The Value of the Mass

The Value of the Mass
Up to our own times, it has been the constant concern of supreme pontiffs to ensure that the Church of Christ offers a worthy ritual to the Divine Majesty, 'to the praise and glory of His name,' and 'to the benefit of all His Holy Church - Pope Benedict XVI, Summorum Pontificum

Wednesday, March 14, 2007

English Translation of Sacramentum Caritatis

Well, it's all over the net on just about every blog, but like every thing else that is translated into English, the translation of Sacramentum Cartitatis is innacurate. *insert sarcasim here ---> I suppose that it's just coincidence that it was translated to make it seem like the Pope wasn't backing traditional elements in the Church.

Now, I'm no Latin scholar by any stretch of the imagination. However, for those of you who haven't read any other blogs (yeah right!) the main point of controversy is in the portion of the document concerning Latin in the liturgy. In the Latin the document reads: exceptis lectionibus, homilia et oratione fidelium, aequum est ut huiusmodi celebrationes fiant lingua Latina. Aequum est means, directly translated, is proper (or right). The English translation reads could be (in other words, Is possible).

Now call me crazy, but I think that means two different things. One says that it is proper that the Mass be celebrated in Latin. The other just says it's a possibility. Hmmm.

Well, this is one of the reasons I decided not to comment on the apostolic exhortation until later, because it seems this kind of stuff always happens. At first I thought the document wasn't stating anything new, now it seems that isn't an accurate critique of the document.

All I know now is that I'm going to wait and see how the American bishops respond to the document (if at all), how long it will take to see any changes. I will also wonder how such a blunder could have made it into such an important document.


The Swede said...

Hi Zach. The translation really seems odd. The word seems related to equal. In my dictionary they translate it with likeness, similarity, and "in aequo" are translated as "in equal rights". (And no, "could be" are not mentioned) ;-).

The SC is a beautiful and very interesting document; still, I do not think the final word on this topic has yet been said by the Vatican. I think SC was a step in the right direction, but personally, I was hoping for more.

//Joakim (who started a course in Latin only a few days ago and really is in over his head). :-)

Zach said...

I wouldn't be too disapointed if I were you Swede. One thing is for sure.

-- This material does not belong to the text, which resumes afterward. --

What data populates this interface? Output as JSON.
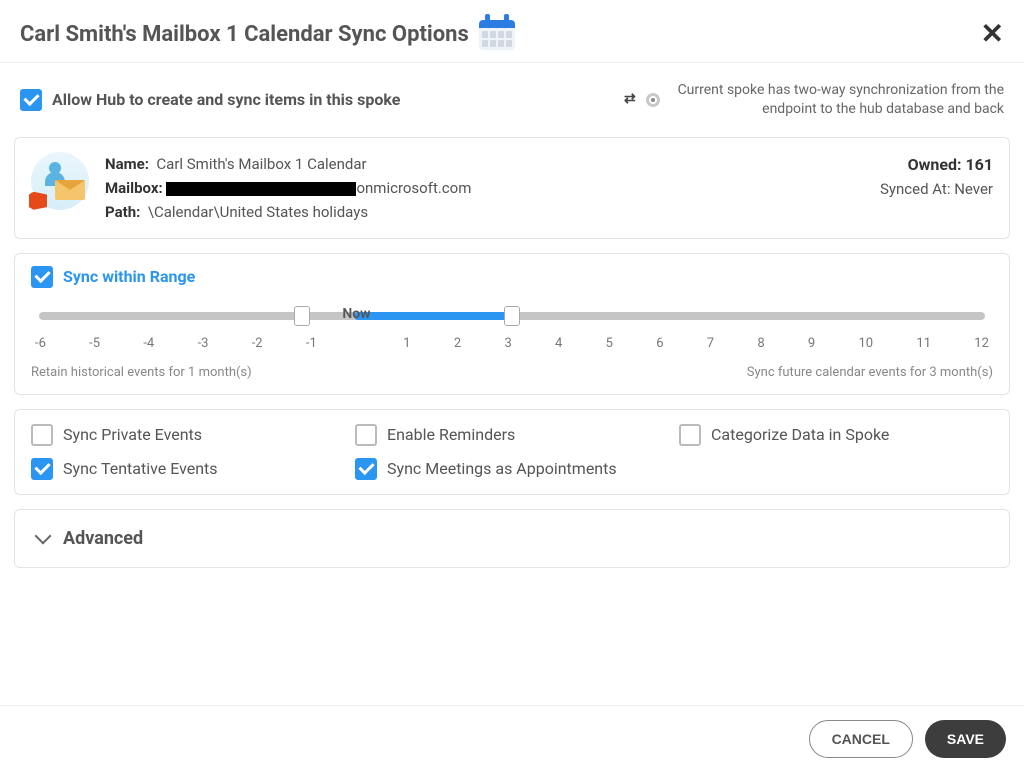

This pope likes to take his time in doing things. This didn't turn out to be, nor was it intended to be a liturgy changing document. As an aside, it doesn't even carry the force of Church law (to my knowledge), but an Apostolic Exortation is simply a document stating the opinion of the pope on any given issue. In this case it was the Eucharist.

Remember also, that if had come out too strongly in this document it may in effect render a possible upcoming Motu Proprio innefective simply because the bishops in opposition would be expecting it an braced against such a move by the vatican. Doing this, the pope seems to be in the middle ground and the Motu Proprio is still just what it has always been, a rumor.

He did, however, say some very good things in the apostolic exortation. He stood by priestly celabacy (hopefully closing the issue for good) and made a difinitave stance on catholic polititions and communion.

Truth be told, this document, even if the pope made a strong stance on anything liturgical, probably wouldn't have made a difference in the Church. There are basicly two documents that need to be issued to change the liturgy of the Church in a difinitave manner. One is a motu proprio. The second is just a new missal all togeather.

We'll just have to wait and see what happens.

I'll get back to you on the Latin BTW.